» **Assignment**:
The required output is all lines below that contain the word "skin".

» **Records shown**:
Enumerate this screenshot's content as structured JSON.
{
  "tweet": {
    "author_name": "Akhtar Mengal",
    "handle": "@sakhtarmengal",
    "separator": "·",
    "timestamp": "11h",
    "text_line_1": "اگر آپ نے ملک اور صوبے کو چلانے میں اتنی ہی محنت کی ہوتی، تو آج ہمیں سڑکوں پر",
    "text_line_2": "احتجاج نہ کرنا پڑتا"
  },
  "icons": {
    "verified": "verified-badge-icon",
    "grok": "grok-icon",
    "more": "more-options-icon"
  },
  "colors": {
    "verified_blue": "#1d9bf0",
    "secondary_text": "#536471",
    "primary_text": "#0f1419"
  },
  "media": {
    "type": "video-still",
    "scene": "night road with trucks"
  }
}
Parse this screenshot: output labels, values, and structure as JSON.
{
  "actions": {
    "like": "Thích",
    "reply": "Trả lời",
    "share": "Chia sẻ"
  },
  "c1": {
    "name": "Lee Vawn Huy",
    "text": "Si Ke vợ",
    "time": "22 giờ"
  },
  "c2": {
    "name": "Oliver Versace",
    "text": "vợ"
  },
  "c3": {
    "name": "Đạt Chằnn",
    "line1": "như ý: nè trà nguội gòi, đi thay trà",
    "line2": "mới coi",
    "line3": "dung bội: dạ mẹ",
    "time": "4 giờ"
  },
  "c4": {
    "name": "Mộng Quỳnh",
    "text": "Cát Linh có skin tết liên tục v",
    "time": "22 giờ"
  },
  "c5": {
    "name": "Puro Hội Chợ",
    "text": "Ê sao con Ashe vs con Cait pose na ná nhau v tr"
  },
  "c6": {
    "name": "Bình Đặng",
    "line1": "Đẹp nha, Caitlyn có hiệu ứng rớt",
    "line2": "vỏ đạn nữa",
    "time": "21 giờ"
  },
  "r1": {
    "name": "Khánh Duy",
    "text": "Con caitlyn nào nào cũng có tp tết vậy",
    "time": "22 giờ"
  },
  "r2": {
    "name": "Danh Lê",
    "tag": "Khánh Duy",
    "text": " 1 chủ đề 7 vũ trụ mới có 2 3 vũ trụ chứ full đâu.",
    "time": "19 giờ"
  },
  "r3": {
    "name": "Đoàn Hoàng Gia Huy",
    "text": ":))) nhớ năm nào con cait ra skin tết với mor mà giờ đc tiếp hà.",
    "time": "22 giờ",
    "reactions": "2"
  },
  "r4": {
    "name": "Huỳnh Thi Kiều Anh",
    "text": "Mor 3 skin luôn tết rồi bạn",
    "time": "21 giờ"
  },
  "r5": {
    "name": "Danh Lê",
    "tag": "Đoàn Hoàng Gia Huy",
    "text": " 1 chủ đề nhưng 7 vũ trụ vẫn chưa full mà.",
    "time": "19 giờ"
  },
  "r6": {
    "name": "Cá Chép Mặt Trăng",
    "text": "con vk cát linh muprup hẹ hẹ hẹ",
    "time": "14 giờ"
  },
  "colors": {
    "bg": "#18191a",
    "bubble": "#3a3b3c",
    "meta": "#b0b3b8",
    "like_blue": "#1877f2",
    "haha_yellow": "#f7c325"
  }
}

» **Task output**:
    "text": "Cát Linh có skin tết liên tục v",
    "text": ":))) nhớ năm nào con cait ra skin tết với mor mà giờ đc tiếp hà.",
    "text": "Mor 3 skin luôn tết rồi bạn",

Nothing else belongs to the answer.